Reproduce the records below exactly; no pictures.
* * *
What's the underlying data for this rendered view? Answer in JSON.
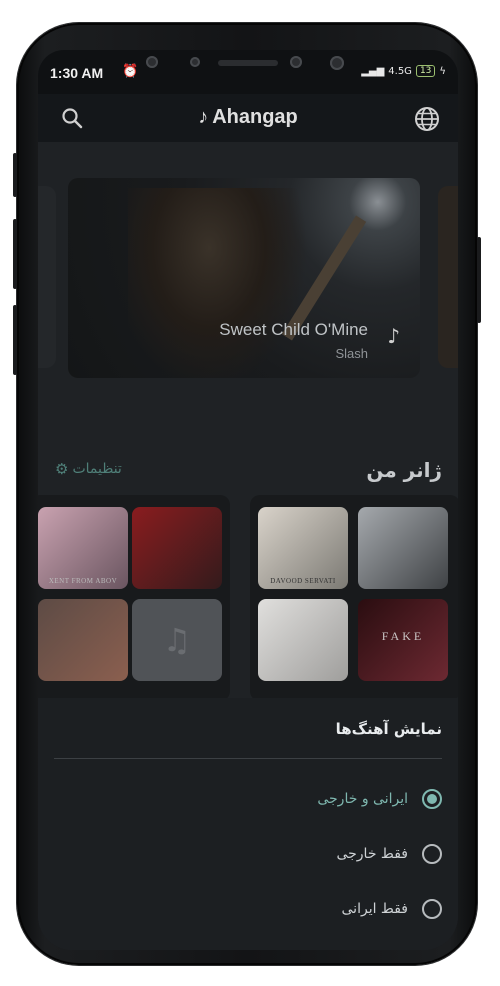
{
  "status_bar": {
    "time": "1:30 AM",
    "network": "4.5G",
    "battery": "13"
  },
  "app_bar": {
    "brand": "Ahangap",
    "left_icon": "search-icon",
    "right_icon": "globe-icon"
  },
  "hero": {
    "title": "Sweet Child O'Mine",
    "artist": "Slash",
    "icon": "music-note-icon"
  },
  "genre_section": {
    "title": "ژانر من",
    "settings_label": "تنظیمات",
    "left_card_tiles": [
      {
        "caption": "XENT FROM ABOV",
        "colors": [
          "#8d6c78",
          "#caa6a6"
        ]
      },
      {
        "caption": "",
        "colors": [
          "#7a1d1f",
          "#3b3b3d"
        ]
      },
      {
        "caption": "",
        "colors": [
          "#4a3f3b",
          "#7b6964"
        ]
      },
      {
        "caption": "",
        "colors": [
          "#4b4e52",
          "#5a5d61"
        ],
        "placeholder_icon": "music-note-icon"
      }
    ],
    "right_card_tiles": [
      {
        "caption": "DAVOOD SERVATI",
        "colors": [
          "#cbc6be",
          "#7a7872"
        ]
      },
      {
        "caption": "",
        "colors": [
          "#9a9ea2",
          "#4a4c50"
        ]
      },
      {
        "caption": "",
        "colors": [
          "#d9d8d6",
          "#a9a8a6"
        ]
      },
      {
        "caption": "FAKE",
        "colors": [
          "#2d0f12",
          "#6a2a33"
        ]
      }
    ]
  },
  "sheet": {
    "title": "نمایش آهنگ‌ها",
    "options": [
      {
        "label": "ایرانی و خارجی",
        "selected": true
      },
      {
        "label": "فقط خارجی",
        "selected": false
      },
      {
        "label": "فقط ایرانی",
        "selected": false
      }
    ]
  },
  "colors": {
    "accent": "#7fb8b0",
    "background": "#1f2225",
    "sheet": "#1c1f22"
  }
}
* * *
▸ SOLUTION TO THE EXERCISE:
What's the underlying data for this rendered view? Answer in JSON.
{
  "status_bar": {
    "time": "1:30 AM",
    "network": "4.5G",
    "battery": "13"
  },
  "app_bar": {
    "brand": "Ahangap",
    "left_icon": "search-icon",
    "right_icon": "globe-icon"
  },
  "hero": {
    "title": "Sweet Child O'Mine",
    "artist": "Slash",
    "icon": "music-note-icon"
  },
  "genre_section": {
    "title": "ژانر من",
    "settings_label": "تنظیمات",
    "left_card_tiles": [
      {
        "caption": "XENT FROM ABOV",
        "colors": [
          "#8d6c78",
          "#caa6a6"
        ]
      },
      {
        "caption": "",
        "colors": [
          "#7a1d1f",
          "#3b3b3d"
        ]
      },
      {
        "caption": "",
        "colors": [
          "#4a3f3b",
          "#7b6964"
        ]
      },
      {
        "caption": "",
        "colors": [
          "#4b4e52",
          "#5a5d61"
        ],
        "placeholder_icon": "music-note-icon"
      }
    ],
    "right_card_tiles": [
      {
        "caption": "DAVOOD SERVATI",
        "colors": [
          "#cbc6be",
          "#7a7872"
        ]
      },
      {
        "caption": "",
        "colors": [
          "#9a9ea2",
          "#4a4c50"
        ]
      },
      {
        "caption": "",
        "colors": [
          "#d9d8d6",
          "#a9a8a6"
        ]
      },
      {
        "caption": "FAKE",
        "colors": [
          "#2d0f12",
          "#6a2a33"
        ]
      }
    ]
  },
  "sheet": {
    "title": "نمایش آهنگ‌ها",
    "options": [
      {
        "label": "ایرانی و خارجی",
        "selected": true
      },
      {
        "label": "فقط خارجی",
        "selected": false
      },
      {
        "label": "فقط ایرانی",
        "selected": false
      }
    ]
  },
  "colors": {
    "accent": "#7fb8b0",
    "background": "#1f2225",
    "sheet": "#1c1f22"
  }
}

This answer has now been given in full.